Easy peasy. “Total investigations from ISS Expeditions 0-44 is 2,060.” There. Finally, an answer I can give those who ask. But is an “investigation” the same as a payload? They give the definition of investigation in the paragraph above the table, but it’s kind of loose and doesn’t really say something is specifically a physical research payload or not.
NASA also maintains a website with a list of experiments by expedition (and a few other categories) and I thought of comparing the number of payloads on that site to the number above. After some Excel wrangling I came up with the following:
Well, the total of 3,818 from the data on that page is a bit larger than the 2,060 reported in the brochure. Even if you include the three additional expeditions since that publication, it only adds up to 2,609. Also, the values I have don’t match the values they have for “Total Investigations” during each expedition increment.
A quick check for duplicate values in the data (pink in the Excel sheet above) showed that many of the experiments are repeated through expeditions. For example, Made In Space’s 3D printer is listed three times in the data (shown as “3D Printing in Zero-G”) because it ran multiple times during several expeditions. I learned from a NASA friend that they call each payload use an “interaction” and as the data above shows, there can be several interactions with a payload over multiple increments. Still don’t know why the totals don’t match up, though. NASA’s data in their brochure doesn’t even match up with the data shown on their website. Alrighty.
Curiouser and curiouser (or more like: nerdier and nerdier), I edited out the duplicates and came up with what I think is a much more reasonable number.
OK, 1,062 payloads ~16 years seems like a more reasonable estimate to me. Plotted as a bar graph,
It’s great to see a slight upward trend in new payloads since late 2013-early 2014. Since I was already in the thralls of Excel ecstasy, I was wondering what caused the spikes of new payloads, especially between March 2014-September 2015. I plotted this data along with the number of visiting payload vehicles during the increment.
The peaks correlate nicely to a very busy time on the ISS between March 2014 and September 2015 with 12 vehicles arriving: SpaceX had 4 Dragon visits, Orbital had one Cygnus visit, there was 1 ESA ATV and JAXA HTV visit each, and finally 5 Progress vehicles (see below). The other peaks seen at October 2007-April 2008, April 2009-October 2009 and March 2011-September 2011 correlate to ATV-1, HTV-1, and STS-134, STS-135 ATV-3, respectively.
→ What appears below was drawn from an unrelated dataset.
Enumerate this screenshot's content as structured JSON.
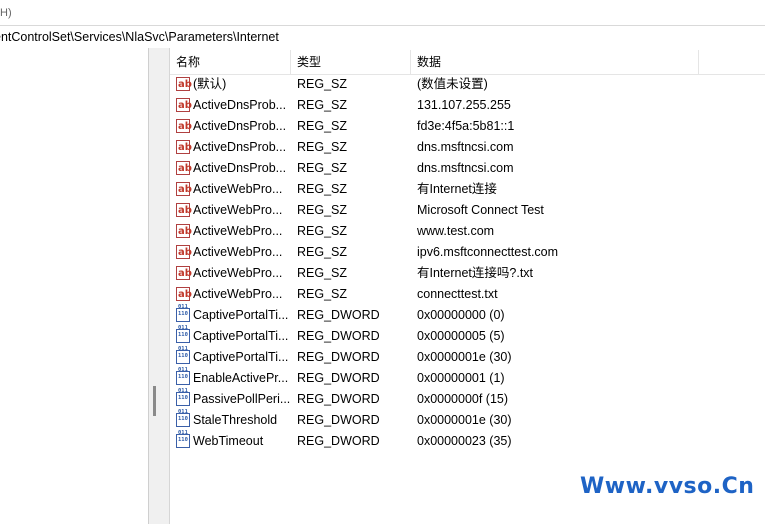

This certainly shows the value of Dragon and Cygnus at being able to carry a significant amount of science payloads. Dragon is particularity useful for life sciences, not only because of its ability to return samples, but because researchers can deliver their samples to be loaded in the capsule at ~30 hours before launch.
Overall, it looks like a reasonable number for the amount of research payloads flown to the ISS in 16 years is ~1,000. I hesitate to say the number is exactly 1,062 as calculated, because I may be missing something (maybe NASA has an explanation for the numbers they published) and some of the payloads listed on the NASA site are not really research payloads (such as “Crew Earth Observation” or “Story Time From Space”).
We can also see from these data the significant value Dragon and Cygnus bring to the research community. This value will no doubt increase again hopefully in 2019 when Sierra Nevada flies their Dream Chaser cargo vehicle to the ISS, adding more late sample loading and return capabilities. Now if we could just get more crew up there to work on all of this science…